Amid the corruption allegations and Hunter’s drug addiction tenaciously pursued by Trump and his associates to weaken Biden’s son and subsequently truncate his political ambition, Biden had said at the presidential debate, “My son, like a lot of people, like a lot of people you know at home, had a drug problem. He’s overtaken it. He’s fixed it. He’s worked on it. And I’m proud of him. I’m proud of my son.”
Biden’s fatherly statement on his son was provoked by Trump’s outburst during the debate. The one-term president had said, “Hunter got thrown out of the military. He was thrown out, dishonourably discharged for cocaine use—he didn’t have a job until you became vice president, and once you became vice president, he made a fortune.”

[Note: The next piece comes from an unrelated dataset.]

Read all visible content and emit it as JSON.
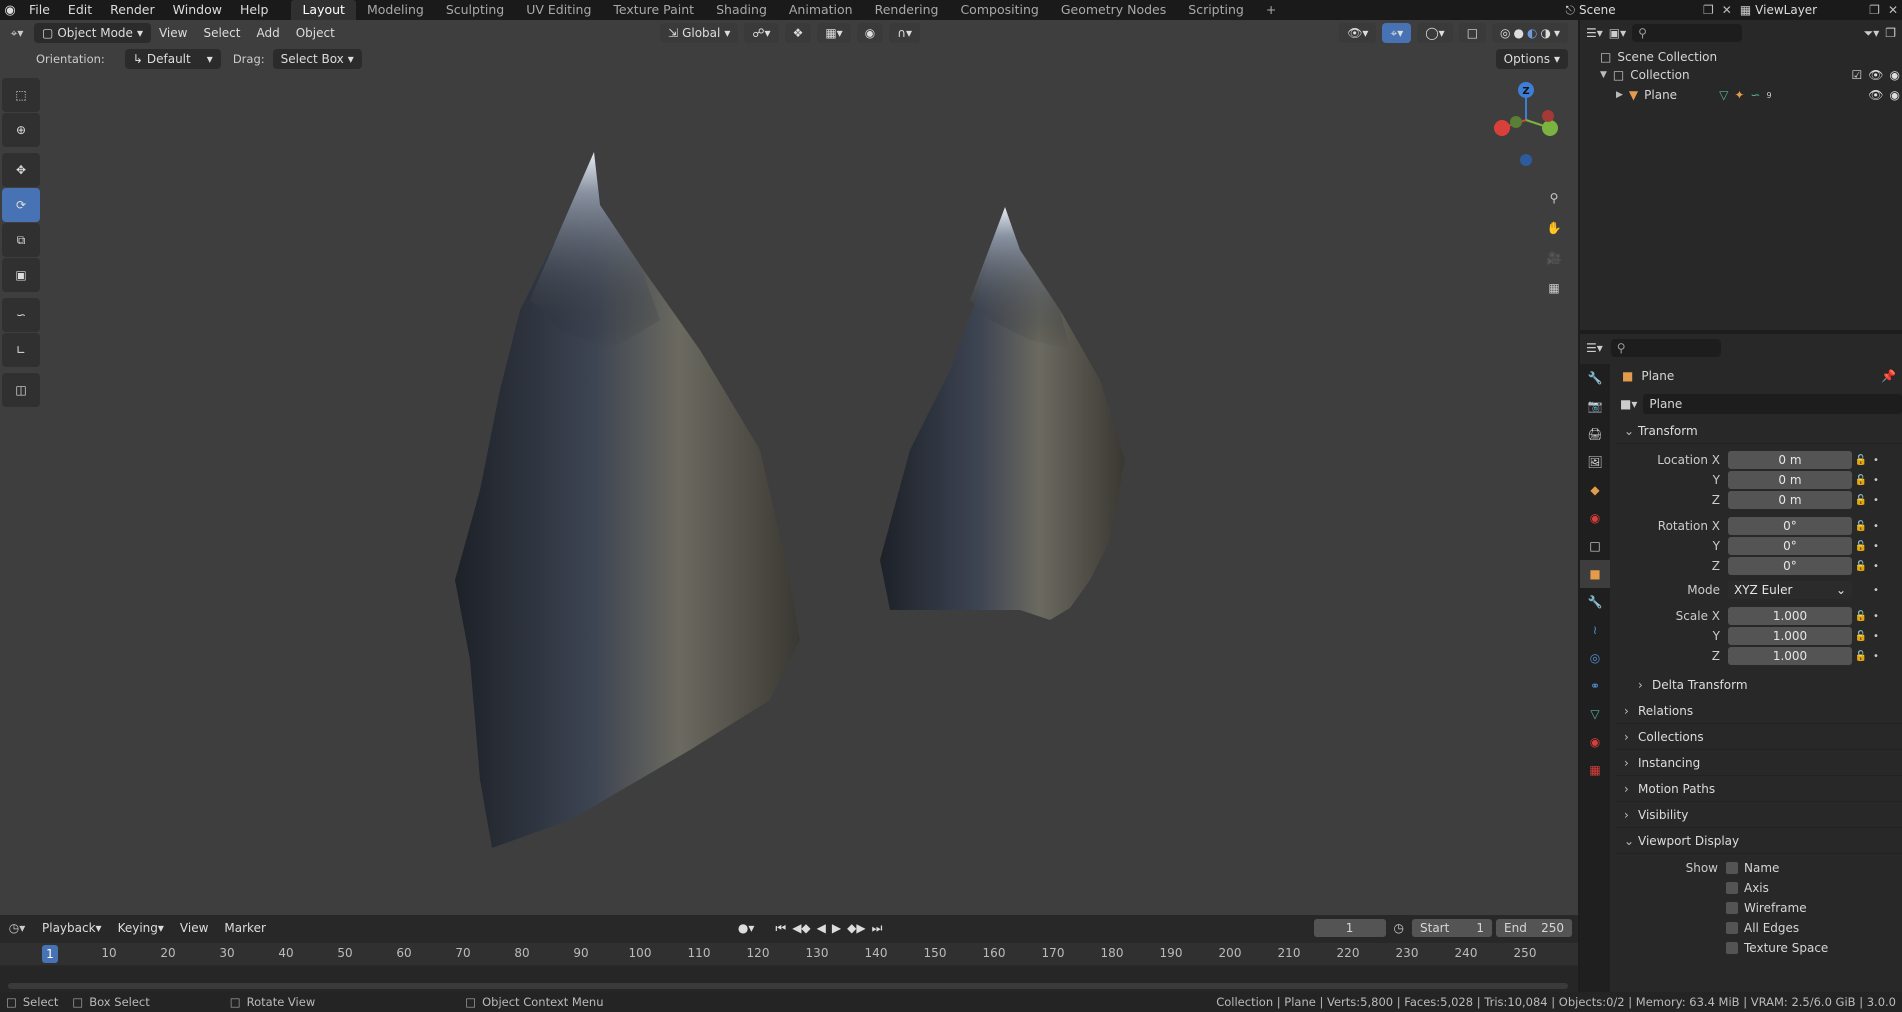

Reports however noted that Hunter was not ‘dishonourably discharged’ from the military. This exposes another of the many lies Trump unashamedly told as a president. Hunter was said to have failed a drug test a month after he was commissioned into the Navy Reserves. He was thus administratively discharged in 2014. Though Hunter claimed that the situation was caused by the cigarettes he took from some smokers without knowing that they were laden with cocaine, he ruled out appealing the case considering his past struggles with drugs. Even in the face of a probe of the tax affairs of Hunter by the US attorney’s office in Delaware, Biden stood behind his son like the Rock of Gibraltar. He didn’t bat an eyelid and insisted that his political foes were masterminds of the case to get to him. Hunter’s struggles with substance abuse were reportedly on for years and he had been in and out of rehab centres. His drinking binge and helplessness with drugs were believed to have contributed hugely to his divorce from Kathleen with whom he had three children and married for 22 years. The death of his brother was also hard-hitting for him. Trump’s persistent attacks on Hunter to discredit the 78-year-old father who lost two children in tough circumstances must have further been particularly exigent for Biden during electioneering. He was faced with the task of presenting himself as a credible candidate for the office of the US president and defending Hunter against several groundless claims by Trump and his allies.